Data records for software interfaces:
=-=-=

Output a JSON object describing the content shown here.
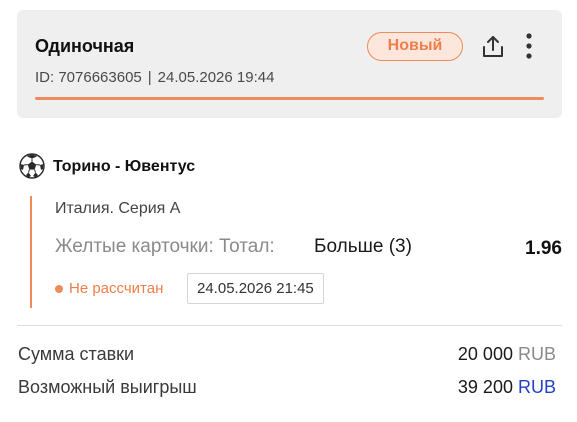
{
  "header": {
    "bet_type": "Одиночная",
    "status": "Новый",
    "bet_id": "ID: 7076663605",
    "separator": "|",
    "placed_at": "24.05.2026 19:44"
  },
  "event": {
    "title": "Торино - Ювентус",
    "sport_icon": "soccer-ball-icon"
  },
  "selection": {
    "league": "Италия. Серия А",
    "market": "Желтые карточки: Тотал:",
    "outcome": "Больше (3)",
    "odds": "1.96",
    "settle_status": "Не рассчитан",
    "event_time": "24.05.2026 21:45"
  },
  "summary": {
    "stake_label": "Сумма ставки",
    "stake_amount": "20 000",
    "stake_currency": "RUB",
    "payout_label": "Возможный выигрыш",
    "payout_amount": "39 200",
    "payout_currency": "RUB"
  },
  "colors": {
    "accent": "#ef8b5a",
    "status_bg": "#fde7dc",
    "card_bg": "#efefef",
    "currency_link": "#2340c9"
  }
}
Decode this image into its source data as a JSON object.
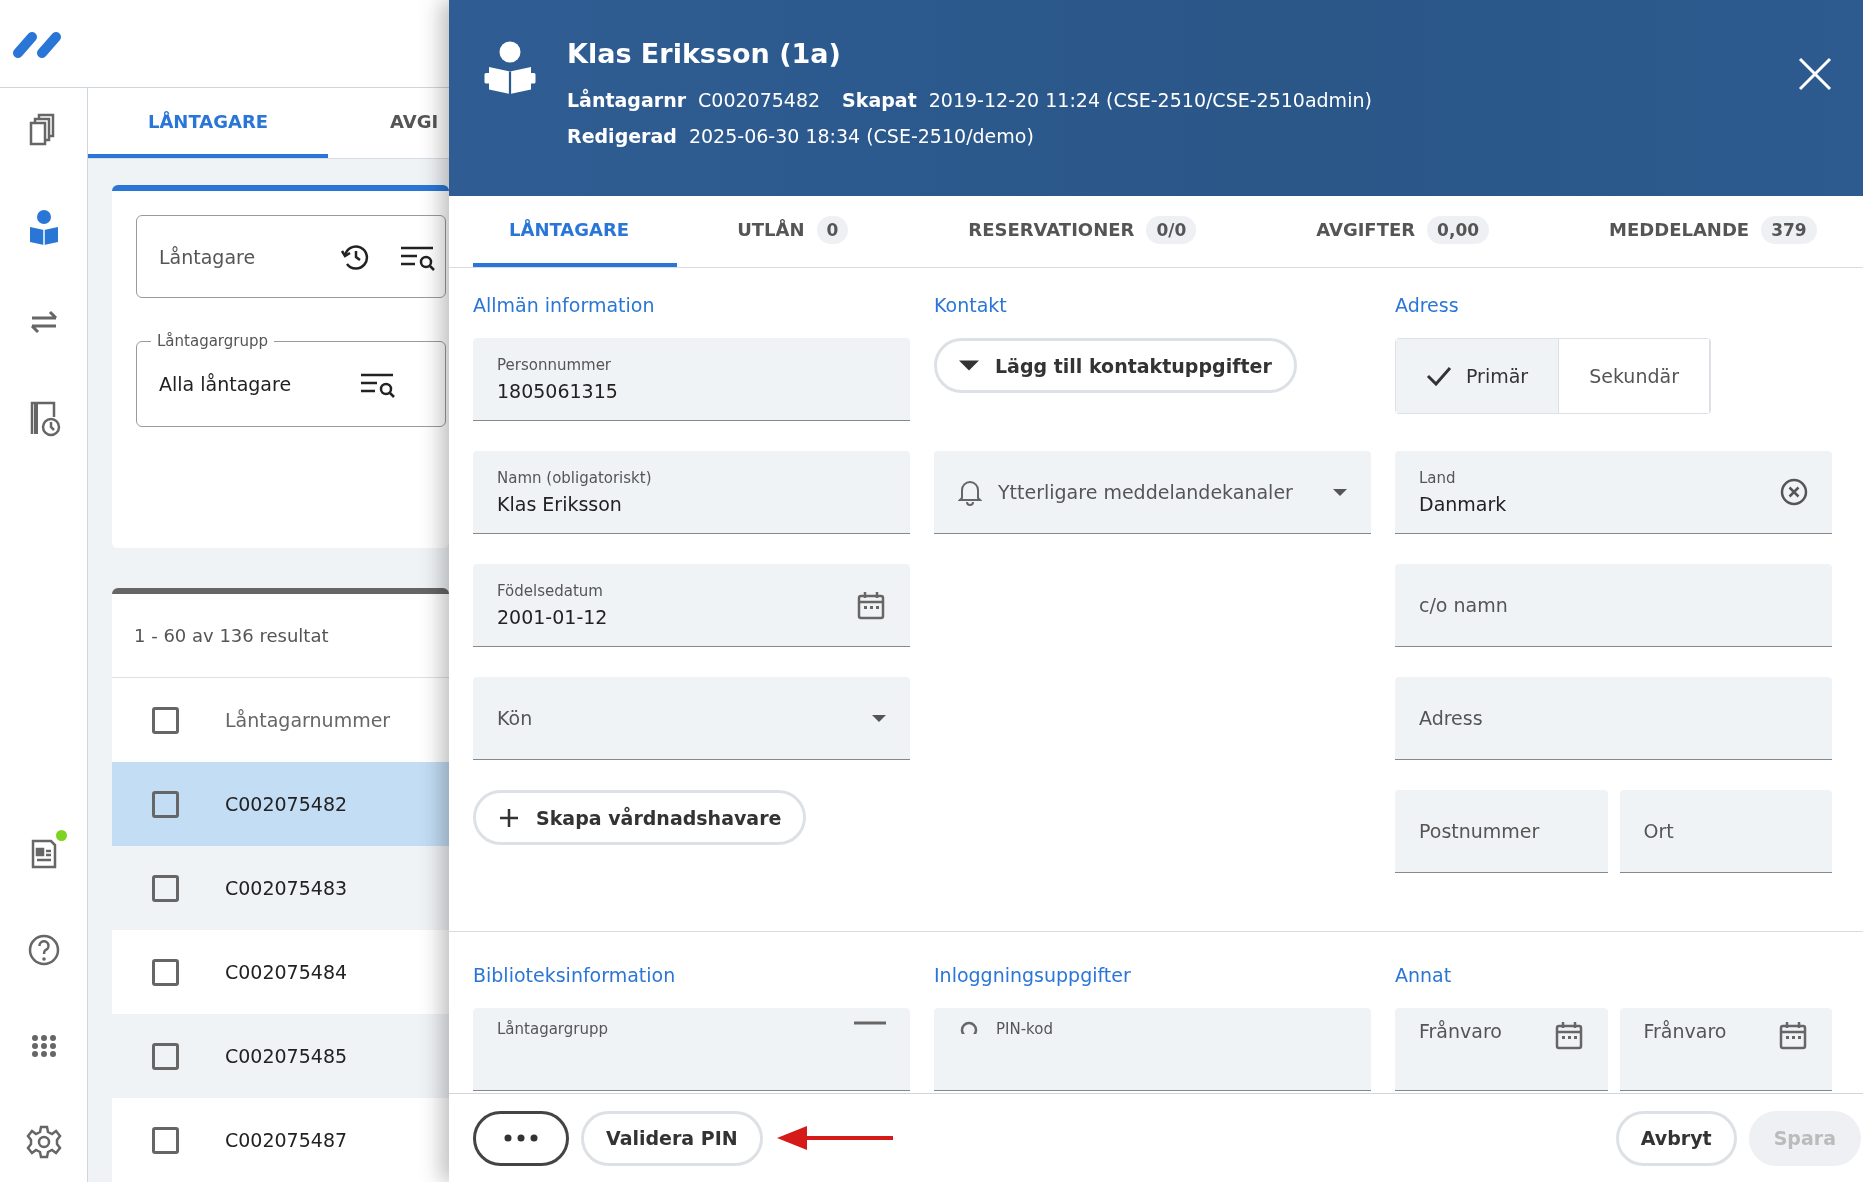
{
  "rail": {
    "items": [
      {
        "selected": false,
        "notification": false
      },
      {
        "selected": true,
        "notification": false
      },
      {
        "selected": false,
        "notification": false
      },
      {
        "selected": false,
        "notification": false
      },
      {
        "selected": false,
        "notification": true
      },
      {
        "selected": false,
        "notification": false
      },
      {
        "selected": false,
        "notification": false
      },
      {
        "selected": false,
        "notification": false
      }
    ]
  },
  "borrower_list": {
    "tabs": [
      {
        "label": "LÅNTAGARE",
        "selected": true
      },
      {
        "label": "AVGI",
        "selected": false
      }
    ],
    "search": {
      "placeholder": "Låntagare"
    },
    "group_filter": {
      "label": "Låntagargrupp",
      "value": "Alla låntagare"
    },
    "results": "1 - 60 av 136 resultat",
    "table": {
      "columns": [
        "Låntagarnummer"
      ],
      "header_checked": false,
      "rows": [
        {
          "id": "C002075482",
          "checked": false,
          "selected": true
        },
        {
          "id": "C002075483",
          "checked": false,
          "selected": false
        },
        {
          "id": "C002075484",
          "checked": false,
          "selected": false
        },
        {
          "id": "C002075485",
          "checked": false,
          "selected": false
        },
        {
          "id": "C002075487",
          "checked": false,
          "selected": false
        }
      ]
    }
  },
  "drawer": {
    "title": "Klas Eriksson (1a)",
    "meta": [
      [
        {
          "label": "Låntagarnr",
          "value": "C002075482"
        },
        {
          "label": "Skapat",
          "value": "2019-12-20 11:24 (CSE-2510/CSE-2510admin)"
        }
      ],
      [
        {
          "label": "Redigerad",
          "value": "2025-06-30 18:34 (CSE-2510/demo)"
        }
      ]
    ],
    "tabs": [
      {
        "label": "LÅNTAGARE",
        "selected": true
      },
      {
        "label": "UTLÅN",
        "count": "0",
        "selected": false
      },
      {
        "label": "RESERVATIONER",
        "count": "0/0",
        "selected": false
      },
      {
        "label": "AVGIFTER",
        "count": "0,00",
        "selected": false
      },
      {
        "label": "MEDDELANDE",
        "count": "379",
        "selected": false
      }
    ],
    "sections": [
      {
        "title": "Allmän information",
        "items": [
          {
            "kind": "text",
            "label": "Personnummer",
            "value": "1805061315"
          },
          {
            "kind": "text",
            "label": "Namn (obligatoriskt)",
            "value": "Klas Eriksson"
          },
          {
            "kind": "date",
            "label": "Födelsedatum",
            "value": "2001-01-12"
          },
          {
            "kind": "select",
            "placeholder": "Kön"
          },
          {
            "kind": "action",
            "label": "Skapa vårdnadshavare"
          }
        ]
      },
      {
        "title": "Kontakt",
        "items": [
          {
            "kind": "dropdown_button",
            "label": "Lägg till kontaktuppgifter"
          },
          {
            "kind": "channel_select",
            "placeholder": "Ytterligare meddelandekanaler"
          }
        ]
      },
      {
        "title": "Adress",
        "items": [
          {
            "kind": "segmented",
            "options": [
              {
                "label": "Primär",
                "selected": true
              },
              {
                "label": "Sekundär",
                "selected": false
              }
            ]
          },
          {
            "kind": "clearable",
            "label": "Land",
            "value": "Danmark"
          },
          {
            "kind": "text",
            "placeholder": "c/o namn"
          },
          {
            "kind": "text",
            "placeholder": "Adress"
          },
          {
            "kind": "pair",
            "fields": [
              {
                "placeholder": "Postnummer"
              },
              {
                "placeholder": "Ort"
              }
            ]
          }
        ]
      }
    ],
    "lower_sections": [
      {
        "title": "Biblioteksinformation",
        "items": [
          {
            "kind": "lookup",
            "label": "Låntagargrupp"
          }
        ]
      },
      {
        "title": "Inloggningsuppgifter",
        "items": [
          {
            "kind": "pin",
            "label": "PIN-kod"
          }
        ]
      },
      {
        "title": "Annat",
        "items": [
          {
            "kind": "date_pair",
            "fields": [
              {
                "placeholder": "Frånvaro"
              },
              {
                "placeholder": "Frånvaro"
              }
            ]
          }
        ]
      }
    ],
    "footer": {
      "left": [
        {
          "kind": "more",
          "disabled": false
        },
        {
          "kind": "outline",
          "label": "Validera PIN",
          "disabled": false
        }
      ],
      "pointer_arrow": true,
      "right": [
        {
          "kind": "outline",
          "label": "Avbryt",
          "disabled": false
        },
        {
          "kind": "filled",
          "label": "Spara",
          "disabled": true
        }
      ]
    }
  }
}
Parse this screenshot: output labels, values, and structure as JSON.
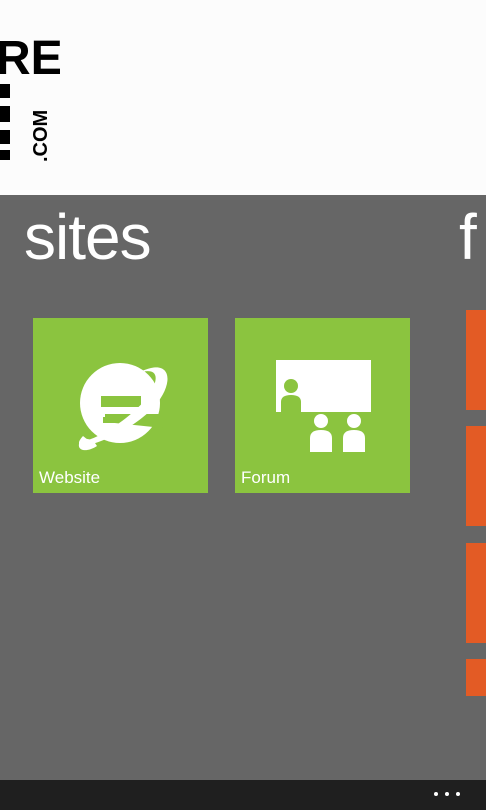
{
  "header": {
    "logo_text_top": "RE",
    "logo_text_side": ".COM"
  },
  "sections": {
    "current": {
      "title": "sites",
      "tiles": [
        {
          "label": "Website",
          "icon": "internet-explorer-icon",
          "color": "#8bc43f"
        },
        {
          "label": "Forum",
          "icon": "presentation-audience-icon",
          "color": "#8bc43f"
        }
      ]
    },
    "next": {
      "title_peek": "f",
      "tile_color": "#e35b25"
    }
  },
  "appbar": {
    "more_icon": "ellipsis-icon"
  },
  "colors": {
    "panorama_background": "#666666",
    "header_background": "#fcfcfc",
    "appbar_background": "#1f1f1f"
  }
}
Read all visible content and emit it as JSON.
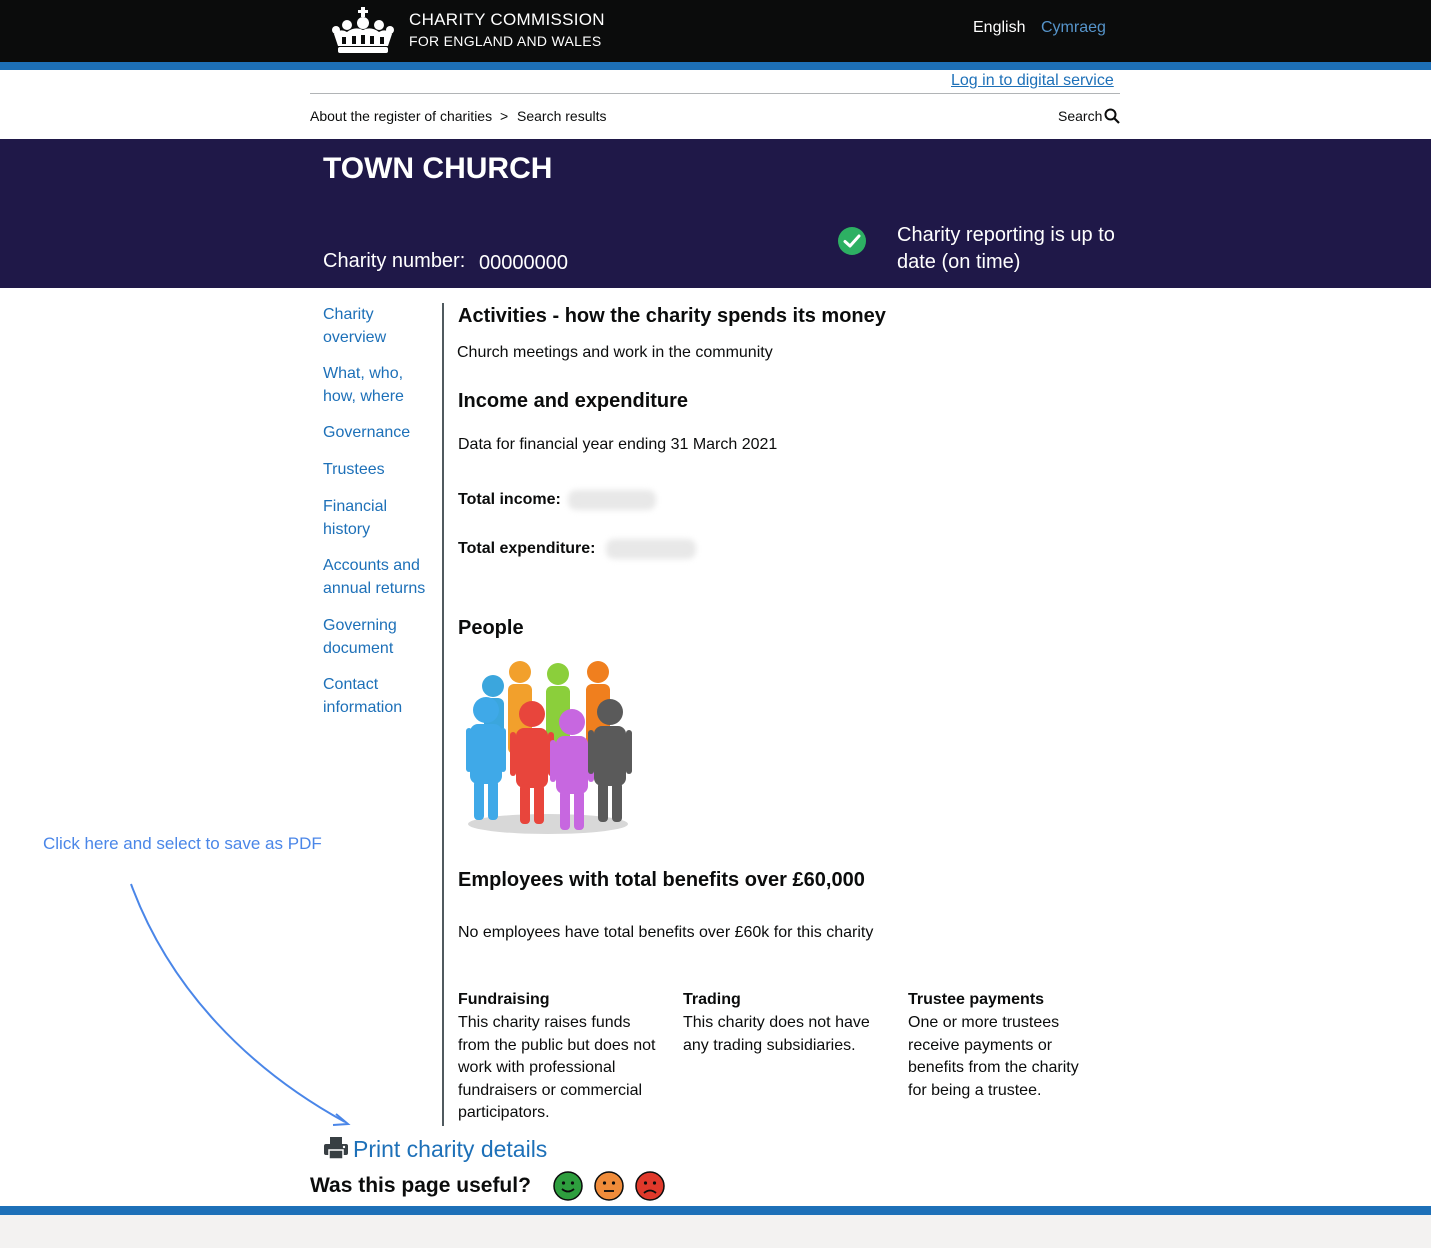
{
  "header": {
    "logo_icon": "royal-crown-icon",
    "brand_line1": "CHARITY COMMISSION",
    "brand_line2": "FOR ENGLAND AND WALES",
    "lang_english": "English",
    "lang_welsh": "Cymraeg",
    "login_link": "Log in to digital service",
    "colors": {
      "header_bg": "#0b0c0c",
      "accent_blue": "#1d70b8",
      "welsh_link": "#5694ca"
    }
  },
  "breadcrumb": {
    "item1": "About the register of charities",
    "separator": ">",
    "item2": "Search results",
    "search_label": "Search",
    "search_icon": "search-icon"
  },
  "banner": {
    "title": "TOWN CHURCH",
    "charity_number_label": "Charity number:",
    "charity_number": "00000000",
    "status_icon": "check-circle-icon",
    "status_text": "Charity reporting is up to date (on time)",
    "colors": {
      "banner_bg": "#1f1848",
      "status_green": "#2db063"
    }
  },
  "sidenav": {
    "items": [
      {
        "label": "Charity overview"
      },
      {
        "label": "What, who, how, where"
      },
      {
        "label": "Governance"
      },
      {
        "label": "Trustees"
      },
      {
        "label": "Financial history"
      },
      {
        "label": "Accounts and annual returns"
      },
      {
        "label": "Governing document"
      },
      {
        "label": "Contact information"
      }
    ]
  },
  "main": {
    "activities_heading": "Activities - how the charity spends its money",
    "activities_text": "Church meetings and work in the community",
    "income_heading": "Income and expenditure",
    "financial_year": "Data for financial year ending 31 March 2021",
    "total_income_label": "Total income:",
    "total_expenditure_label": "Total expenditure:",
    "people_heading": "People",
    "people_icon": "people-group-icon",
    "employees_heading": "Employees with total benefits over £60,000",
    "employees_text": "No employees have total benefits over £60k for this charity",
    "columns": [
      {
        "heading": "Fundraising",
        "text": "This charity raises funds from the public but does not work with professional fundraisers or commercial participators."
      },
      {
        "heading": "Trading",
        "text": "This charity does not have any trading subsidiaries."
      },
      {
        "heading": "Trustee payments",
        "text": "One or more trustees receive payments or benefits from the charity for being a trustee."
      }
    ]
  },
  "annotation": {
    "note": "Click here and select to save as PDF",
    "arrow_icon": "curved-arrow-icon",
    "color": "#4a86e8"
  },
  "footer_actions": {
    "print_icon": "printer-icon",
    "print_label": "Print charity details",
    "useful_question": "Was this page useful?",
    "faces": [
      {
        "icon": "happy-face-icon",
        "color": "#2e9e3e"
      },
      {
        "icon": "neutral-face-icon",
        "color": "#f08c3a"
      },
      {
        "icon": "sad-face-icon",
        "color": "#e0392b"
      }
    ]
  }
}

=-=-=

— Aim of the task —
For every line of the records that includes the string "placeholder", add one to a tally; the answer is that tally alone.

— Output of the task —
9